A rock solid career
Published: 26 Jun 2015
Name: Charlotte Brough
Job title: Stonemasonry apprentice
Company: Historic Scotland
I’m a first-year stonemasonry apprentice with Historic Scotland. I live in Strathdon. I’m based at Kildrummy Castle and cover other sites in the area.
This week, I’m at our masonry training centre at Elgin Cathedral.
It’s an hour-and-a-half commute, making it an early start to get there for 8.30am.
On Monday morning, I’m up at 6am and out the door for 6.45am. I arrive about 8.15am, get into my overalls and head to the workshop.
At the start of the week we have a briefing from one of our trainers on what we’ll be learning and working on.
There are 16 of us, all at different levels of our three-year masonry training at Elgin. I love the training weeks and really look forward to learning new practical skills.
The workshop is divided into two large work spaces. One side has pallets of stone and slab, traditional chimneys, wheelbarrows, toolkits and mortar buckets, and is lined with stone walls and brick structures used for practical construction and maintenance work.
The other side is the hewing shed, a stonemasons’ classroom that has rows of individual mechanised workbenches, each equipped with the latest tools and ventilation pipes to extract excess dust.
I’ve been learning how to lay and level walls. This takes a lot of concentration to make sure it’s level throughout.
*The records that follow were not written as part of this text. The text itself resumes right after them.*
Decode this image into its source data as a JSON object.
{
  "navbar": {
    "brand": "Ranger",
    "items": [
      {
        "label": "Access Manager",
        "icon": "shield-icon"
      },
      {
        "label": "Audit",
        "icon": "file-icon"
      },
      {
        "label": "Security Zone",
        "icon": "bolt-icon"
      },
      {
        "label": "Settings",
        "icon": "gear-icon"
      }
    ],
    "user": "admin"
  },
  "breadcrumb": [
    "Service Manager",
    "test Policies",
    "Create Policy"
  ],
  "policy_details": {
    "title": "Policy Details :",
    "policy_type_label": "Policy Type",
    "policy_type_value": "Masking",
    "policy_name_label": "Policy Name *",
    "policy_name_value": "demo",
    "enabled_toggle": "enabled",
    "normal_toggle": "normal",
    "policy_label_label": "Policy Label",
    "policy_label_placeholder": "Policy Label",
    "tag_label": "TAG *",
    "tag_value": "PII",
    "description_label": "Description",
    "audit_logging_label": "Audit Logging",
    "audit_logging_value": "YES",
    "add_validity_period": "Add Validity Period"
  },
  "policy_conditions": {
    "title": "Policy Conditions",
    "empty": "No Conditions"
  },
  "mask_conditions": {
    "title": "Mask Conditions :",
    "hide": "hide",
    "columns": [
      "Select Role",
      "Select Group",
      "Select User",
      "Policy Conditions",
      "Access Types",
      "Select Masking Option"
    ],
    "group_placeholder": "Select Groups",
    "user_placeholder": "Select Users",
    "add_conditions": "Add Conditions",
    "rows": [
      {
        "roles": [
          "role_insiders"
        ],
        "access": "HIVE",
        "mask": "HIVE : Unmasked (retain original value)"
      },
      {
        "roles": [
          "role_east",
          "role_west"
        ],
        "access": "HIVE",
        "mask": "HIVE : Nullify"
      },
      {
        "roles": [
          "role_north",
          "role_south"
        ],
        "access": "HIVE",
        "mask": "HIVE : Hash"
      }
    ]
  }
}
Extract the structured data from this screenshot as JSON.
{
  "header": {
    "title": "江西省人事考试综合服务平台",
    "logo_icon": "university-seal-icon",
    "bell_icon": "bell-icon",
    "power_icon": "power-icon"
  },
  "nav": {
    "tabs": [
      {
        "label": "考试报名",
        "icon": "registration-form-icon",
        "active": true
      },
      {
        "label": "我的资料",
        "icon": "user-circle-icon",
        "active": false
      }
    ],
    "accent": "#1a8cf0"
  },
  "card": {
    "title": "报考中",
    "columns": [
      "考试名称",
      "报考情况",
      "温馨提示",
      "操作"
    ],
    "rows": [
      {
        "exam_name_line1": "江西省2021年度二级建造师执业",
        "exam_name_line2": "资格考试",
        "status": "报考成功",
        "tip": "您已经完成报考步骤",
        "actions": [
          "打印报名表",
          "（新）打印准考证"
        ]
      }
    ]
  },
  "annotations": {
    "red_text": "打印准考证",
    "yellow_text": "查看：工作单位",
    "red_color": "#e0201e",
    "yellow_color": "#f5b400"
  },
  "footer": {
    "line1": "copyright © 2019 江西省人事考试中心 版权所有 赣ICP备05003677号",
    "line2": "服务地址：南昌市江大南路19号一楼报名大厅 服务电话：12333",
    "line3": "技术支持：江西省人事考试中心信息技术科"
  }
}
If your mind wanders off, so does the level.
We all break for lunch at the same time. I bring in a sandwich and we have lunch together. It’s a good chance to catch up and hear what everyone’s been working on.
We’re based at different historic sites and come together for training. We work at castles, churches, historic structures, standing stones – it’s really varied.
My favourite thing to do is cutting stone. That’s my reason for getting into stonemasonry.
At college, I get to practise cutting different templates, working with traditional hand-held stone-cutting tools is amazing. You really get into your own zone.
The apprentice programme is four years, during which we learn about traditional craft skills for working on historic buildings.
As part of our training, we also learn about modern construction methods to widen our understanding.
We finish up at 4pm and start vacuuming down and tidying up so that the studio is ready for when we come in the next morning.
I stay at a local B&B for the rest of the week to avoid the commute. I get back at around 5pm and usually go for a run or do some yoga, get washed up and make some food.
Then I’ll settle down for a few hours and do some studying. Many of the techniques we are learning are quite scientific, like working with lime. I enjoy learning the theory as much as the practical skills.
We need to understand the problems traditional buildings face and mostly it’s to do with poor maintenance or repair work using the wrong materials or techniques. If things aren’t done properly, it can lead to all sorts of problems, like dampness or masonry failure.
I’m working in this industry at a really exciting time. Historic Scotland is developing a building conservation centre for Scotland, opening in Stirling in summer 2016.
The Engine Shed will be an education centre, bringing together a wide range of crafts and trades people as well as being open to the public.
It’s great that this training hub will exist and I can continue to improve my skills. One day, I’d love to teach others the skills I’m learning.